This is a wine that comes from vineyards are planted on ancient limestone terraces at an altitude of 900 meters above sea level in the northern hills of Jerusalem. Made from a blend of 49% Merlot, 36% Petite Sirah, and 15% Shiraz. This wine has a beautiful blood orange, tinted pink color with inviting aromas of melon, wild strawberry, and soft notes of limestone.
Medium /light in body this wine has a clean bright attack with layered flavors of tart golden apple, and undertones of strawberry and rhubarb with subtle minerality that leads you to a lingering crisp finish.
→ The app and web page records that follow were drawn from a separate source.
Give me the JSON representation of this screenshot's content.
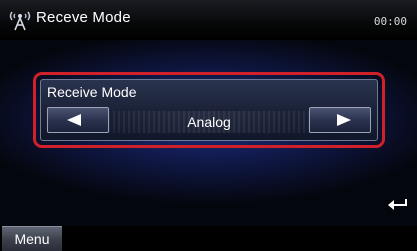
{
  "window": {
    "title": "Receve Mode",
    "clock": "00:00"
  },
  "setting": {
    "label": "Receive Mode",
    "value": "Analog",
    "prev_icon": "left-triangle-arrow",
    "next_icon": "right-triangle-arrow",
    "highlight_color": "#d0202a"
  },
  "footer": {
    "menu_label": "Menu",
    "back_icon": "return-arrow"
  }
}
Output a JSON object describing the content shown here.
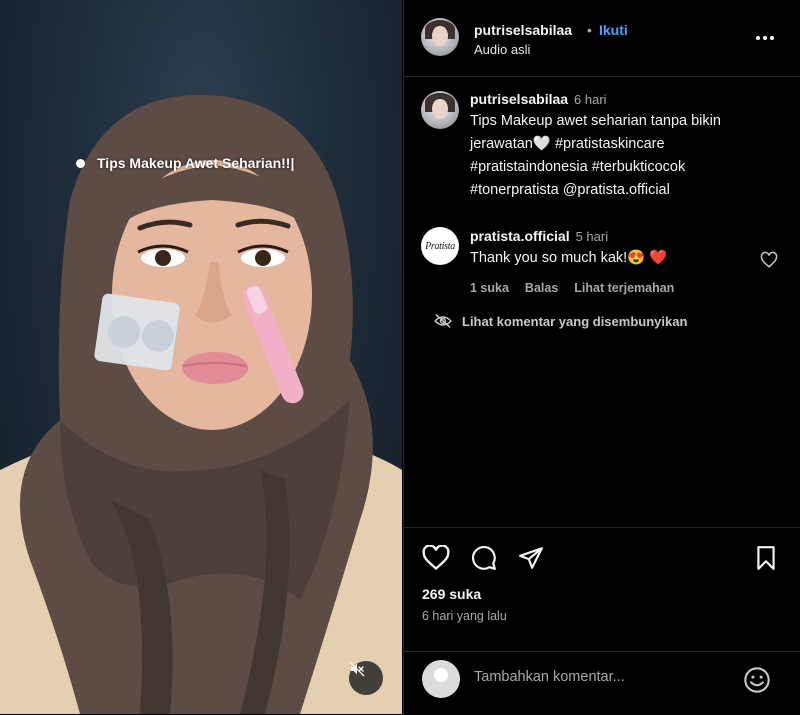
{
  "media": {
    "overlay_text": "Tips Makeup Awet Seharian!!|"
  },
  "header": {
    "username": "putriselsabilaa",
    "separator": "•",
    "follow_label": "Ikuti",
    "subtitle": "Audio asli"
  },
  "caption": {
    "username": "putriselsabilaa",
    "time": "6 hari",
    "line1": "Tips Makeup awet seharian tanpa bikin",
    "line2": "jerawatan🤍 #pratistaskincare",
    "line3": "#pratistaindonesia #terbukticocok",
    "line4": "#tonerpratista @pratista.official"
  },
  "reply": {
    "avatar_text": "Pratista",
    "username": "pratista.official",
    "time": "5 hari",
    "text": "Thank you so much kak!😍 ❤️",
    "likes_label": "1 suka",
    "reply_label": "Balas",
    "translate_label": "Lihat terjemahan"
  },
  "hidden_comments_label": "Lihat komentar yang disembunyikan",
  "post": {
    "likes": "269 suka",
    "date": "6 hari yang lalu"
  },
  "add_comment": {
    "placeholder": "Tambahkan komentar..."
  },
  "colors": {
    "background": "#000000",
    "accent": "#4c9fff",
    "muted": "#a8a8a8",
    "heart": "#ed4956"
  }
}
We are going to sell this wine for as long as it lasts and you will be able to find it in or kosher selection or the international the rose section all summer.
Beet and Horseradish Cured Salmon
What you will need:
6 ounces horseradish, grated fresh, or prepared, well drained
1 salmon fillet, about 3 pounds, skin on
1 pound red beets, raw, peeled and grated, juice included
1 large bunch fresh dill, roughly chopped
½ cup plus 2 tablespoons granulated sugar
1 cup plus 2 tablespoons kosher salt (See note.)
¼ cup cracked black pepper.
How to prepare it:
If using fresh horseradish, peel, cut into chunks and process in a food processor, using the steel blade. Do not grate it by hand; the fumes will be overpowering. Drape the food processor with a damp towel and carefully crack the lid, under the towel, to absorb the fumes.
Remove pin bones from salmon and set aside. In a large stainless steel or glass bowl, combine horseradish and remaining ingredients, wearing gloves to avoid turning your hands purple. Choose a nonreactive pan that is just large enough to hold the salmon fillet or line a pan with plastic wrap. Drizzle a little of the beet mixture on pan and place the salmon, skin-side down, on top. Cover the flesh with remaining beet mixture, making it thinner on tail and belly section and thicker everywhere else. Cover with plastic wrap, place another pan on top, and weight with cans. Cure in refrigerator for 3 days. Gently scrape off beet mixture and discard. Cut salmon in thin slices and serve. Whole fillet, well wrapped in plastic, will last 1 week refrigerated.
(Note) Kosher salts are made through different processes, and as a result differ in weight. The kosher salt tested was Diamond Crystal; Morton weighs almost twice as much, so use less, about 2/3 cup.
Recipe adapted from nytimes.com
The Wine Guys